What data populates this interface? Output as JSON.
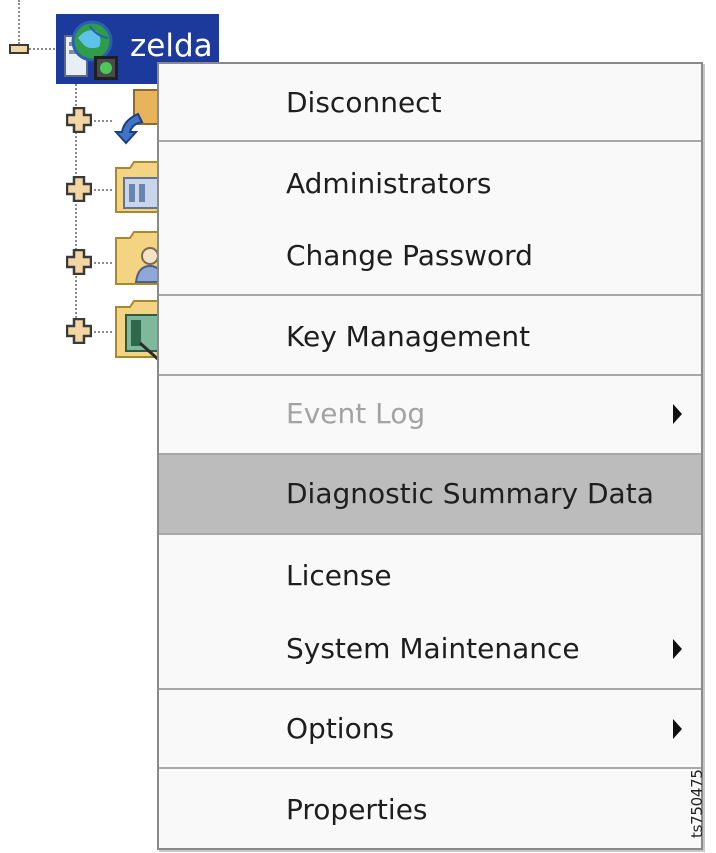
{
  "tree": {
    "root": {
      "label": "zelda",
      "state": "expanded",
      "selected": true,
      "icon": "server-globe-icon"
    },
    "children": [
      {
        "state": "collapsed",
        "icon": "arrow-agent-icon"
      },
      {
        "state": "collapsed",
        "icon": "folder-server-icon"
      },
      {
        "state": "collapsed",
        "icon": "folder-user-icon"
      },
      {
        "state": "collapsed",
        "icon": "folder-device-icon"
      }
    ]
  },
  "context_menu": {
    "highlighted_index": 5,
    "items": [
      {
        "label": "Disconnect",
        "enabled": true,
        "submenu": false
      },
      {
        "label": "Administrators",
        "enabled": true,
        "submenu": false
      },
      {
        "label": "Change Password",
        "enabled": true,
        "submenu": false
      },
      {
        "label": "Key Management",
        "enabled": true,
        "submenu": false
      },
      {
        "label": "Event Log",
        "enabled": false,
        "submenu": true
      },
      {
        "label": "Diagnostic Summary Data",
        "enabled": true,
        "submenu": false
      },
      {
        "label": "License",
        "enabled": true,
        "submenu": false
      },
      {
        "label": "System Maintenance",
        "enabled": true,
        "submenu": true
      },
      {
        "label": "Options",
        "enabled": true,
        "submenu": true
      },
      {
        "label": "Properties",
        "enabled": true,
        "submenu": false
      }
    ]
  },
  "figure_id": "ts750475",
  "colors": {
    "selection": "#1c3a9c",
    "menu_highlight": "#bcbcbc",
    "disabled_text": "#a3a3a3",
    "menu_background": "#f9f9f9"
  }
}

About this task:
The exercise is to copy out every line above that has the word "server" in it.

The answer:
      "icon": "server-globe-icon"
        "icon": "folder-server-icon"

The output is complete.